**Exercise directions:**
Whenever a line of the data below holds the string "range", copy that line.

[Records from a dataset]
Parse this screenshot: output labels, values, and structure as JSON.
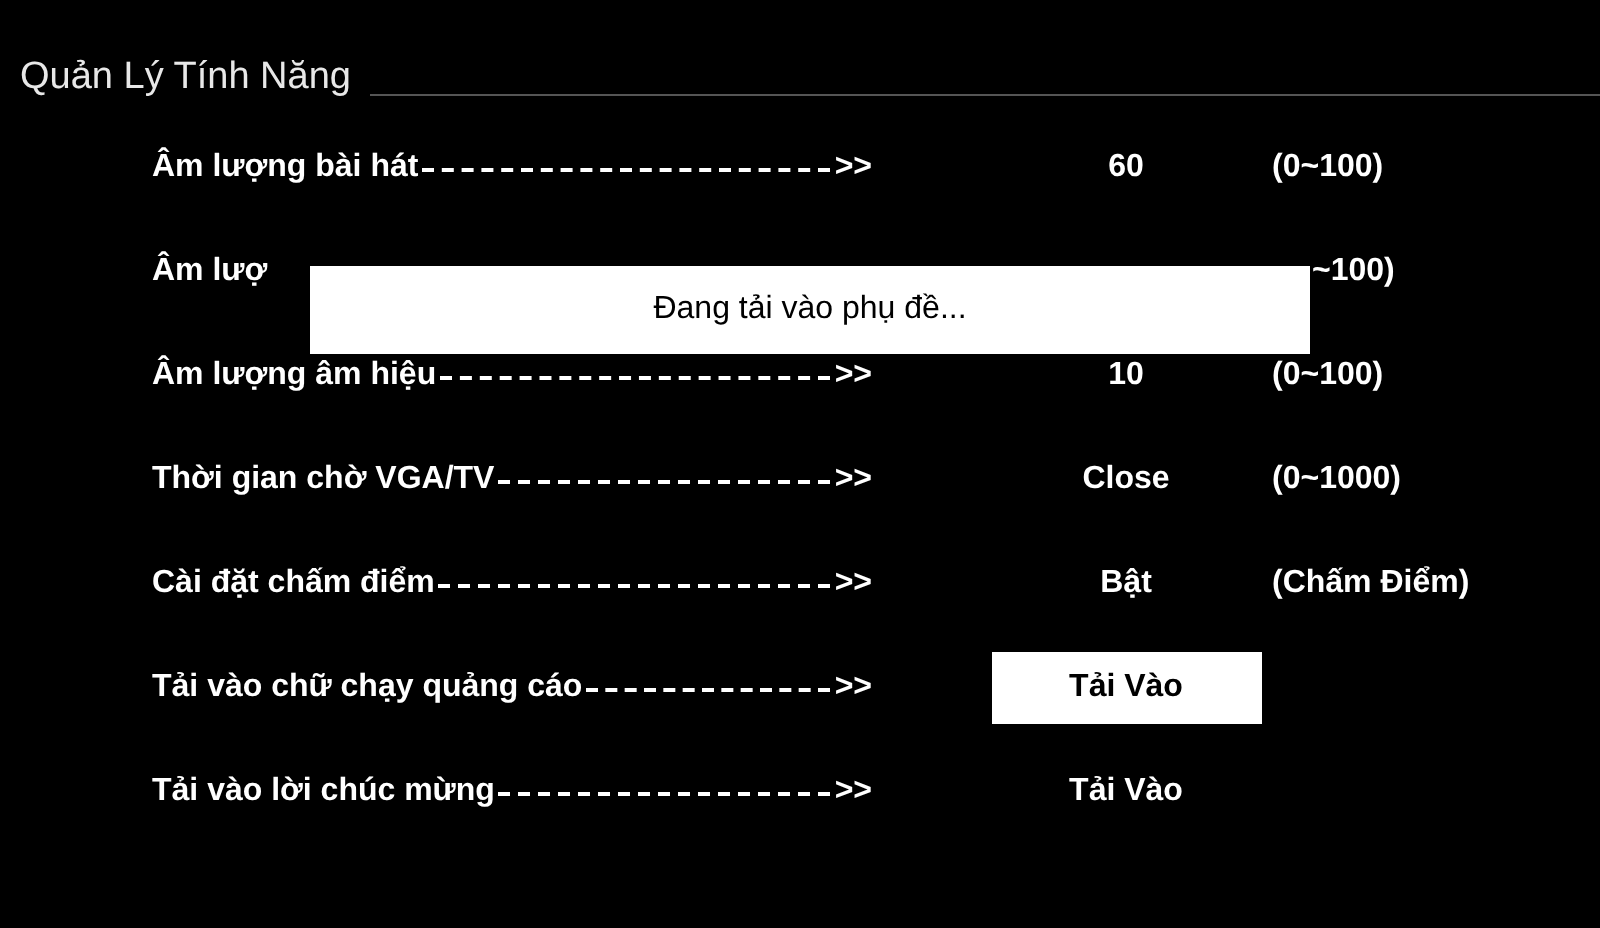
{
  "header": {
    "title": "Quản Lý Tính Năng"
  },
  "rows": [
    {
      "kind": "full",
      "label": "Âm lượng bài hát",
      "arrow": ">>",
      "value": "60",
      "range": "(0~100)",
      "selected": false
    },
    {
      "kind": "partial",
      "label": "Âm lượ",
      "range": "~100)"
    },
    {
      "kind": "full",
      "label": "Âm lượng âm hiệu",
      "arrow": ">>",
      "value": "10",
      "range": "(0~100)",
      "selected": false
    },
    {
      "kind": "full",
      "label": "Thời gian chờ VGA/TV",
      "arrow": ">>",
      "value": "Close",
      "range": "(0~1000)",
      "selected": false
    },
    {
      "kind": "full",
      "label": "Cài đặt chấm điểm",
      "arrow": ">>",
      "value": "Bật",
      "range": "(Chấm Điểm)",
      "selected": false
    },
    {
      "kind": "full",
      "label": "Tải vào chữ chạy quảng cáo",
      "arrow": ">>",
      "value": "Tải Vào",
      "selected": true
    },
    {
      "kind": "full",
      "label": "Tải vào lời chúc mừng",
      "arrow": ">>",
      "value": "Tải Vào",
      "selected": false
    }
  ],
  "dialog": {
    "message": "Đang tải vào phụ đề..."
  }
}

**Task response:**
      "range": "(0~100)",
      "range": "~100)"
      "range": "(0~100)",
      "range": "(0~1000)",
      "range": "(Chấm Điểm)",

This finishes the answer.